● **DATA FOR PROCESSING**
===
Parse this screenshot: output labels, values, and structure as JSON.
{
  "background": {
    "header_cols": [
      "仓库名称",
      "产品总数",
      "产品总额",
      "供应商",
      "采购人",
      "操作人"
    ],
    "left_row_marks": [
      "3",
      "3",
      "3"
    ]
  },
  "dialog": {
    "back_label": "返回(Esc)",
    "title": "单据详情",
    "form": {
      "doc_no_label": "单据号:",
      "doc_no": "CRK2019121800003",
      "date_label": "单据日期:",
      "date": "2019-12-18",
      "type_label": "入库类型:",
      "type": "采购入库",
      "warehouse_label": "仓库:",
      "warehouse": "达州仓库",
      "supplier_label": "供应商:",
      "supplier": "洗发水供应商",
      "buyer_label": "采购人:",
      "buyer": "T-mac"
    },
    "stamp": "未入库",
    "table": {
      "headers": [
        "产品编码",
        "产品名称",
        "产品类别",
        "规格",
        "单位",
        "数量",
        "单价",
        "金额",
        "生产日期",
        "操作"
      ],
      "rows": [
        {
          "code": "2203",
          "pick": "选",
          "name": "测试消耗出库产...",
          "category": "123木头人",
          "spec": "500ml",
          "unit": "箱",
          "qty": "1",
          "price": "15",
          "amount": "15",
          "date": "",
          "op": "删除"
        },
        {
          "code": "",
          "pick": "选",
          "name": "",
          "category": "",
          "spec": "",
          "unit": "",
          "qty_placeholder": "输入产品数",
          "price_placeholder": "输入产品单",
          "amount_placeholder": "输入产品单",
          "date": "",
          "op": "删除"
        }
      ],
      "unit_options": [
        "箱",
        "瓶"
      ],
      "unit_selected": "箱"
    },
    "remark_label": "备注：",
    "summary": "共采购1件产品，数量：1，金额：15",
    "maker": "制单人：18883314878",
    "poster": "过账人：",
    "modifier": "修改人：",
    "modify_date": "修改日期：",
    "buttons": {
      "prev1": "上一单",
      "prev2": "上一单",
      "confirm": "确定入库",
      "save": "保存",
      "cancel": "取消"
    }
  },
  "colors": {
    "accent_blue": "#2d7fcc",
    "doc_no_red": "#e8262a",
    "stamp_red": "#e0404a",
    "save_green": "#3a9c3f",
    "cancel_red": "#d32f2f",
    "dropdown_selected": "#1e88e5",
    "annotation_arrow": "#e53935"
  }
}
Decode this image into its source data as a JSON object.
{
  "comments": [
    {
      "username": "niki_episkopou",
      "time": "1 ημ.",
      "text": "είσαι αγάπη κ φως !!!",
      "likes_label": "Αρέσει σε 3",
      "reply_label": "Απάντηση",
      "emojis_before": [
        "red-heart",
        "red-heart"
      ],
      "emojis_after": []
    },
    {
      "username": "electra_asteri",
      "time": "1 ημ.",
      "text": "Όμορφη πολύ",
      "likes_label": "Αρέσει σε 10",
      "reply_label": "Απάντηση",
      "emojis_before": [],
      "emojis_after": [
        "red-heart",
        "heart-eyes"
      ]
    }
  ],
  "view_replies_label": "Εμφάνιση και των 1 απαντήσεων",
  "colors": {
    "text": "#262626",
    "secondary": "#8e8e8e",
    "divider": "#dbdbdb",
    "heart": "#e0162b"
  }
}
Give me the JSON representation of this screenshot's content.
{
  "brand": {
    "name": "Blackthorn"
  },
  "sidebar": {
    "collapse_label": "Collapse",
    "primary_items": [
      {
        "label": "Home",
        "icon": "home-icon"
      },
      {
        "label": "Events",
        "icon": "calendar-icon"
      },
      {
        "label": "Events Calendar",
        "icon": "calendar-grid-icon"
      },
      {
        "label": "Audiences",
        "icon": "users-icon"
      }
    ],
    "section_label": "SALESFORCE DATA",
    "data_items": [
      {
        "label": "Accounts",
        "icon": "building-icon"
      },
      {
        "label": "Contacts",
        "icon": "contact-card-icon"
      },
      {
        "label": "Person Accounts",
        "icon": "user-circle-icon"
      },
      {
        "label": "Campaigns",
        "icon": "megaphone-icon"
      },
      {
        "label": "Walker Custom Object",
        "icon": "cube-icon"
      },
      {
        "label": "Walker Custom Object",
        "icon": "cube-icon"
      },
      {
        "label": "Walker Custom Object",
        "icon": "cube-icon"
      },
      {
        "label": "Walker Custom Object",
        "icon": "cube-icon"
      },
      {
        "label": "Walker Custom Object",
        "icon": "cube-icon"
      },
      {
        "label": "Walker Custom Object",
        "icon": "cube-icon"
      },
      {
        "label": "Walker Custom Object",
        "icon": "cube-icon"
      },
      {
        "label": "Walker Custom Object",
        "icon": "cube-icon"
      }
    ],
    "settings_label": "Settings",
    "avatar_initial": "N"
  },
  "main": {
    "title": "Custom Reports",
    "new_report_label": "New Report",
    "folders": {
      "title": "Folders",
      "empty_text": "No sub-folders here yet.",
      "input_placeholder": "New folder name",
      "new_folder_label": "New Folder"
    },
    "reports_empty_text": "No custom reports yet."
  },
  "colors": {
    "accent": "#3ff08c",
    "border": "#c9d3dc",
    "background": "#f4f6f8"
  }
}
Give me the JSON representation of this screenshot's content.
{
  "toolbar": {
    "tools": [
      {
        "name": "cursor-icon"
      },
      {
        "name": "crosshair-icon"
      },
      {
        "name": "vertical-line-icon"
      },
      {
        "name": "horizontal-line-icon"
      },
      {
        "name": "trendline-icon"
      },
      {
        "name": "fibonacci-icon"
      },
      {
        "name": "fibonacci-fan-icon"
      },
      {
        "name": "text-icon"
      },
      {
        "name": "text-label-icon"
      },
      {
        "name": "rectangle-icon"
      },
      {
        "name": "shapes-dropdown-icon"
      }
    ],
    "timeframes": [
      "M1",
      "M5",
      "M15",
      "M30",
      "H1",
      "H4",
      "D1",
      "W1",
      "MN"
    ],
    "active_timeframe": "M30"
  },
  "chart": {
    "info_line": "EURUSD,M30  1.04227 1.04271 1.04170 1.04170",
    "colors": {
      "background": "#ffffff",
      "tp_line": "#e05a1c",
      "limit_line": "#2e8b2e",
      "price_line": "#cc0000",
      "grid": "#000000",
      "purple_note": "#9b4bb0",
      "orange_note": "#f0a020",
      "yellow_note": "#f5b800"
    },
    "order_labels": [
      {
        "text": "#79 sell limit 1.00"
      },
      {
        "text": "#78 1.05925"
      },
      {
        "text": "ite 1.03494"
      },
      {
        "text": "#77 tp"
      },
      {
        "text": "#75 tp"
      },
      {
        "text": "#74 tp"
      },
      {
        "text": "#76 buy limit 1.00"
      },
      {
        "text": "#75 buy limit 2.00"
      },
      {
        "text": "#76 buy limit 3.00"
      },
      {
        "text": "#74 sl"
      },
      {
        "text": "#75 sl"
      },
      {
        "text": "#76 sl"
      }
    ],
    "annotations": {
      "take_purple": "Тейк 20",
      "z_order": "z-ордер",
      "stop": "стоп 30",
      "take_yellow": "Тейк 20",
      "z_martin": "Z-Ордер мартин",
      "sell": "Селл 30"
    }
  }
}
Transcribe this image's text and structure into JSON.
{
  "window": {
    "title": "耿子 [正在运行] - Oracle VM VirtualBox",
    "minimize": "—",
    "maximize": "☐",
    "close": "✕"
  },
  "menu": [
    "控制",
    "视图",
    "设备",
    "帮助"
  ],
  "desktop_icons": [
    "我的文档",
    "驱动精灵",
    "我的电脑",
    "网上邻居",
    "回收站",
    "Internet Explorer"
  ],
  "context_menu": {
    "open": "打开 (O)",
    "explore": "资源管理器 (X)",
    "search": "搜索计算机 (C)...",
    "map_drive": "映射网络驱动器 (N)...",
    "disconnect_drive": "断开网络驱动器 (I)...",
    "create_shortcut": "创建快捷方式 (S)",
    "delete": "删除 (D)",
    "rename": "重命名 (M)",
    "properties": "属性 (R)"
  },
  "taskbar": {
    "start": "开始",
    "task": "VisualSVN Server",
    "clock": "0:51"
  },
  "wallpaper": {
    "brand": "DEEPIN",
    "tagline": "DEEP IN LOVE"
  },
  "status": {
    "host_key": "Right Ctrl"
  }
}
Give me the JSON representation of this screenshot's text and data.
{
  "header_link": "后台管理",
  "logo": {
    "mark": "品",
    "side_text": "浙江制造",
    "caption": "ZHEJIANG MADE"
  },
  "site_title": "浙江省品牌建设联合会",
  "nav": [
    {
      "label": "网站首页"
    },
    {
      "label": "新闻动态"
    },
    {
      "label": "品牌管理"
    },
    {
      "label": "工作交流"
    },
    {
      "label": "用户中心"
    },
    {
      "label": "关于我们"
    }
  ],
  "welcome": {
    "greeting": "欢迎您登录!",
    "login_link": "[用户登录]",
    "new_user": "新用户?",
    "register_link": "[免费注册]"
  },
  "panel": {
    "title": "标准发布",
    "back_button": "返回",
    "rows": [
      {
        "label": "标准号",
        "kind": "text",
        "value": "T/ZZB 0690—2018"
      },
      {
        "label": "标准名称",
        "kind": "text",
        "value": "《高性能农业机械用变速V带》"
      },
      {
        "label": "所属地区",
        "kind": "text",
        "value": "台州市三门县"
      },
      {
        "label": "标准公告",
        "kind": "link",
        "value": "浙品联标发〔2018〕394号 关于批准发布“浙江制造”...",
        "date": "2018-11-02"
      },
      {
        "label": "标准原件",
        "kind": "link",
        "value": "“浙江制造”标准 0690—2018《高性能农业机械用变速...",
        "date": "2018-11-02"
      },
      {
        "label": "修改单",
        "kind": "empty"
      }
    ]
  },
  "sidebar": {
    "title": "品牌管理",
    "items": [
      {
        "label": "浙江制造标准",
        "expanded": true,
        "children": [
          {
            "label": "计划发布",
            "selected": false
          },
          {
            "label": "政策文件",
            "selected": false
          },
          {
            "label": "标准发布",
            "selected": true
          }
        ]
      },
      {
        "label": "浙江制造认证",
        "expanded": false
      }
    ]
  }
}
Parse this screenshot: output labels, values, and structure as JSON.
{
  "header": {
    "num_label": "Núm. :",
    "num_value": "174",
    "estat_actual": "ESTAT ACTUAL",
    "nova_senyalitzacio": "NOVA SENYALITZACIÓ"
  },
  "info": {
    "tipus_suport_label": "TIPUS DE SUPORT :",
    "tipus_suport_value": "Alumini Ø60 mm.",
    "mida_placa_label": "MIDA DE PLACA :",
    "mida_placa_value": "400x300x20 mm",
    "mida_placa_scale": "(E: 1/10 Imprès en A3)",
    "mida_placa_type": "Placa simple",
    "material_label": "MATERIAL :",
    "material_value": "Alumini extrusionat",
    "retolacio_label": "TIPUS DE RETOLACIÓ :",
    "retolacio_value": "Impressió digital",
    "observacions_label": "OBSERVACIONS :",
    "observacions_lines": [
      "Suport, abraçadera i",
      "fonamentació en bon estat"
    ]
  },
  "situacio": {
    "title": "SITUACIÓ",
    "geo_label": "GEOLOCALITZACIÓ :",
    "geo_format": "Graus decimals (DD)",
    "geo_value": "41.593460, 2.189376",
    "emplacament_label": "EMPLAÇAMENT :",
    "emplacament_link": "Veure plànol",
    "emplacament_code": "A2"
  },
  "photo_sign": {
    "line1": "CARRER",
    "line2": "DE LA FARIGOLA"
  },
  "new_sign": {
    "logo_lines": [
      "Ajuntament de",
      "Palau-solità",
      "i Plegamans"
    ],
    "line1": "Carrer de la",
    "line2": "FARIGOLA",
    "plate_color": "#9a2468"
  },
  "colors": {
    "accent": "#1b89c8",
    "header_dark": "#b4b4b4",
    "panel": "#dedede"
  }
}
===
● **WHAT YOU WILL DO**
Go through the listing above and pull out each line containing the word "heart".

● **ANSWER SPACE**
        "red-heart",
        "red-heart"
        "red-heart",
        "heart-eyes"
    "heart": "#e0162b"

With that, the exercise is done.